Shire Books are available from Pete Griffiths, 8 Jubilee Avenue, London Colney, Tel. 612 3156.

YORK ARCHAEOLOGICAL WEEKEND 23-25 September organised by University of Leeds Department of Adult Education. Cost is £60.00 for conference, accommodation in a College and meals. The subject is Highlights of Recent British  Archaeological Research and Excavations including Billingsgate, Thetford, Silchester, York, Fountains Abbey, Seamer Carr, Bay of Birsay in Orkney and several others. Anyone interested should ask Brigid Grafton Green for details.


HADAS member AUBREY HODES sends us news of digs this summer in Israel which require volunteers. Information comes courtesy of the Anglo-Israel

Archaeological Society, 3 St. Johns Wood Road NW8. Volunteers must make their own travel arrangements and should consider taking out health and accident insurance.

We give details of two of the 25 or so sites of varying periods - just to whet your appetite. The full list - if any member would like to study it in detail - can be borrowed from Brigid Grafton Green; or you might be able to winkle one for yourself out of the Anglo-Israel A.S.

CITY OF DAVID, JERUSALEM. Located south of the Old City walls, Bronze Age to Roman. Dig June 20-Aug 12, under Dr Yigal Shiloh, Hebrew University. Age limit for diggers: 18-55 years. Minimum participation 2 weeks. Volunteers arrange own accommodation, and there is a registration fee of $15. Contact Dr Shiloh, Inst. Archaeology, Hebrew University, Mt. Scopus, Jerusalem 91905.

BIQ'AT QUNEITRA - open air prehistoric site in Golan Heights, excavation of Mousterian remains.In August (exact dates still to be finalised), under Dr. N. Goren, Hebrew University.

Accommodation in Qatzrin, Golan Heights, no fees.Minimum age 18,minimum participation 1 week. Contact Dr. Goren at the same address as Dr. Shiloh.


Planning Applications have been made in the last few weeks for development in the following sites.  If members notice any sign of building work please let Elizabeth Sanderson know on 950 3106:

98 High Street Edgware                                                      Building at the rear

Land at the rear of 90 Nether Street
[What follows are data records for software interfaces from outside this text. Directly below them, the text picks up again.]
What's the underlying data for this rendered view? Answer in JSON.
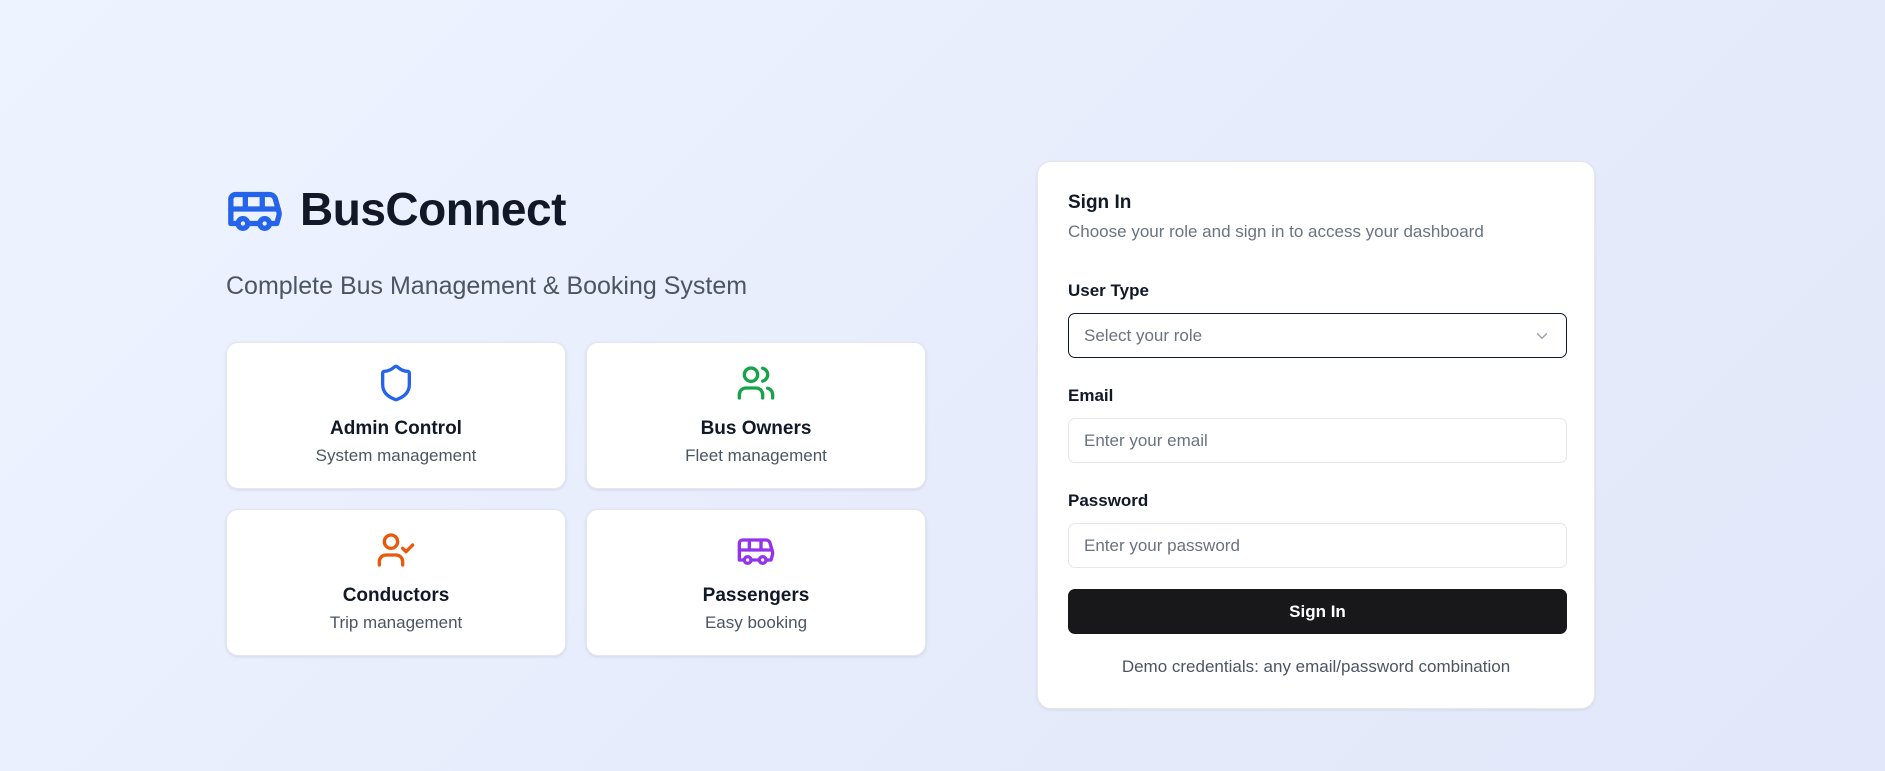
{
  "brand": {
    "title": "BusConnect",
    "tagline": "Complete Bus Management & Booking System",
    "icon": "bus-icon",
    "color": "#2563eb"
  },
  "features": [
    {
      "title": "Admin Control",
      "subtitle": "System management",
      "icon": "shield-icon",
      "color": "#2563eb"
    },
    {
      "title": "Bus Owners",
      "subtitle": "Fleet management",
      "icon": "users-icon",
      "color": "#16a34a"
    },
    {
      "title": "Conductors",
      "subtitle": "Trip management",
      "icon": "user-check-icon",
      "color": "#ea580c"
    },
    {
      "title": "Passengers",
      "subtitle": "Easy booking",
      "icon": "bus-icon",
      "color": "#9333ea"
    }
  ],
  "signin": {
    "title": "Sign In",
    "description": "Choose your role and sign in to access your dashboard",
    "user_type_label": "User Type",
    "user_type_placeholder": "Select your role",
    "email_label": "Email",
    "email_placeholder": "Enter your email",
    "password_label": "Password",
    "password_placeholder": "Enter your password",
    "button_label": "Sign In",
    "demo_text": "Demo credentials: any email/password combination"
  }
}
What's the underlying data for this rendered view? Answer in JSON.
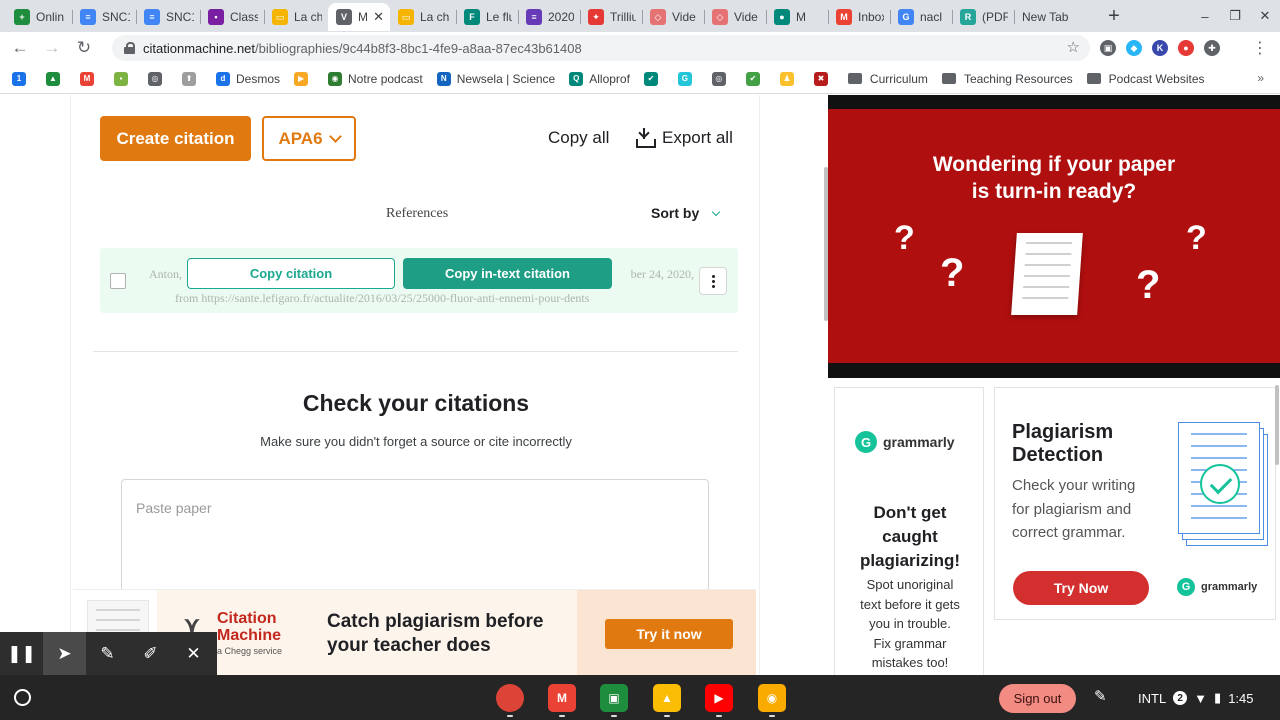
{
  "browser": {
    "tabs": [
      {
        "label": "Onlin",
        "favicon_color": "#1e8e3e",
        "favicon_glyph": "+"
      },
      {
        "label": "SNC1",
        "favicon_color": "#4285f4",
        "favicon_glyph": "≡"
      },
      {
        "label": "SNC1",
        "favicon_color": "#4285f4",
        "favicon_glyph": "≡"
      },
      {
        "label": "Class",
        "favicon_color": "#7b1fa2",
        "favicon_glyph": "▪"
      },
      {
        "label": "La ch",
        "favicon_color": "#f4b400",
        "favicon_glyph": "▭"
      },
      {
        "label": "M",
        "favicon_color": "#5f6368",
        "favicon_glyph": "V",
        "active": true
      },
      {
        "label": "La ch",
        "favicon_color": "#f4b400",
        "favicon_glyph": "▭"
      },
      {
        "label": "Le flu",
        "favicon_color": "#00897b",
        "favicon_glyph": "F"
      },
      {
        "label": "2020",
        "favicon_color": "#673ab7",
        "favicon_glyph": "≡"
      },
      {
        "label": "Trilliu",
        "favicon_color": "#e53935",
        "favicon_glyph": "✦"
      },
      {
        "label": "Vide",
        "favicon_color": "#e57373",
        "favicon_glyph": "◇"
      },
      {
        "label": "Vide",
        "favicon_color": "#e57373",
        "favicon_glyph": "◇"
      },
      {
        "label": "M",
        "favicon_color": "#00897b",
        "favicon_glyph": "●"
      },
      {
        "label": "Inbox",
        "favicon_color": "#ea4335",
        "favicon_glyph": "M"
      },
      {
        "label": "nacl",
        "favicon_color": "#4285f4",
        "favicon_glyph": "G"
      },
      {
        "label": "(PDF",
        "favicon_color": "#26a69a",
        "favicon_glyph": "R"
      },
      {
        "label": "New Tab",
        "favicon_color": "",
        "favicon_glyph": ""
      }
    ],
    "tab_close_glyph": "✕",
    "new_tab_glyph": "+",
    "url_host": "citationmachine.net",
    "url_path": "/bibliographies/9c44b8f3-8bc1-4fe9-a8aa-87ec43b61408",
    "extensions": [
      {
        "name": "shield-extension-icon",
        "color": "#5f6368",
        "glyph": "▣"
      },
      {
        "name": "diamond-extension-icon",
        "color": "#29b6f6",
        "glyph": "◆"
      },
      {
        "name": "k-extension-icon",
        "color": "#3949ab",
        "glyph": "K"
      },
      {
        "name": "record-extension-icon",
        "color": "#e53935",
        "glyph": "●"
      },
      {
        "name": "puzzle-extension-icon",
        "color": "#5f6368",
        "glyph": "✚"
      },
      {
        "name": "profile-extension-icon",
        "color": "#5f6368",
        "glyph": "⋯"
      }
    ],
    "bookmarks": [
      {
        "label": "",
        "color": "#1a73e8",
        "glyph": "1"
      },
      {
        "label": "",
        "color": "#1e8e3e",
        "glyph": "▲"
      },
      {
        "label": "",
        "color": "#ea4335",
        "glyph": "M"
      },
      {
        "label": "",
        "color": "#7cb342",
        "glyph": "▪"
      },
      {
        "label": "",
        "color": "#5f6368",
        "glyph": "◎"
      },
      {
        "label": "",
        "color": "#9e9e9e",
        "glyph": "⬆"
      },
      {
        "label": "Desmos",
        "color": "#1a73e8",
        "glyph": "d"
      },
      {
        "label": "",
        "color": "#f9a825",
        "glyph": "▶"
      },
      {
        "label": "Notre podcast",
        "color": "#2e7d32",
        "glyph": "◉"
      },
      {
        "label": "Newsela | Science",
        "color": "#1565c0",
        "glyph": "N"
      },
      {
        "label": "Alloprof",
        "color": "#00897b",
        "glyph": "Q"
      },
      {
        "label": "",
        "color": "#00897b",
        "glyph": "✔"
      },
      {
        "label": "",
        "color": "#26c6da",
        "glyph": "G"
      },
      {
        "label": "",
        "color": "#5f6368",
        "glyph": "◎"
      },
      {
        "label": "",
        "color": "#43a047",
        "glyph": "✔"
      },
      {
        "label": "",
        "color": "#fbc02d",
        "glyph": "♟"
      },
      {
        "label": "",
        "color": "#b71c1c",
        "glyph": "✖"
      }
    ],
    "bookmark_folders": [
      "Curriculum",
      "Teaching Resources",
      "Podcast Websites"
    ]
  },
  "citation_page": {
    "create_button": "Create citation",
    "style_select": "APA6",
    "copy_all": "Copy all",
    "export_all": "Export all",
    "references_label": "References",
    "sort_by": "Sort by",
    "citation": {
      "line1_start": "Anton,",
      "line1_end": "ber 24, 2020,",
      "line2": "from https://sante.lefigaro.fr/actualite/2016/03/25/25000-fluor-anti-ennemi-pour-dents",
      "copy_citation": "Copy citation",
      "copy_intext": "Copy in-text citation"
    },
    "check_title": "Check your citations",
    "check_subtitle": "Make sure you didn't forget a source or cite incorrectly",
    "paste_placeholder": "Paste paper"
  },
  "bottom_ad": {
    "brand_line1": "Citation",
    "brand_line2": "Machine",
    "brand_sub": "a Chegg service",
    "headline_line1": "Catch plagiarism before",
    "headline_line2": "your teacher does",
    "cta": "Try it now"
  },
  "red_ad": {
    "title_line1": "Wondering if your paper",
    "title_line2": "is turn-in ready?",
    "mark": "?"
  },
  "grammarly_ad_left": {
    "brand": "grammarly",
    "headline_line1": "Don't get",
    "headline_line2": "caught",
    "headline_line3": "plagiarizing!",
    "body_line1": "Spot unoriginal",
    "body_line2": "text before it gets",
    "body_line3": "you in trouble.",
    "body_line4": "Fix grammar",
    "body_line5": "mistakes too!"
  },
  "grammarly_ad_right": {
    "headline_line1": "Plagiarism",
    "headline_line2": "Detection",
    "body_line1": "Check your writing",
    "body_line2": "for plagiarism and",
    "body_line3": "correct grammar.",
    "cta": "Try Now",
    "brand": "grammarly"
  },
  "shelf": {
    "apps": [
      {
        "name": "chrome-app-icon",
        "color": "#db4437"
      },
      {
        "name": "gmail-app-icon",
        "color": "#ea4335"
      },
      {
        "name": "classroom-app-icon",
        "color": "#1e8e3e"
      },
      {
        "name": "drive-app-icon",
        "color": "#fbbc04"
      },
      {
        "name": "youtube-app-icon",
        "color": "#ff0000"
      },
      {
        "name": "keep-app-icon",
        "color": "#f9ab00"
      }
    ],
    "sign_out": "Sign out",
    "input_method": "INTL",
    "notification_count": "2",
    "time": "1:45"
  },
  "colors": {
    "brand_orange": "#e07a10",
    "citation_teal": "#1f9e86",
    "grammarly_green": "#15c39a",
    "ad_red": "#b00f0f"
  }
}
between 71/73 Avondale Avenue N12                               Detached house

Land adj. 32 Cedars Close NW4                                        Detached house (renewal of earlier outline perm.)

Plot 12 Cenacle Close NW3                                                Detached house

157 East End Road                                                             3-storey side extension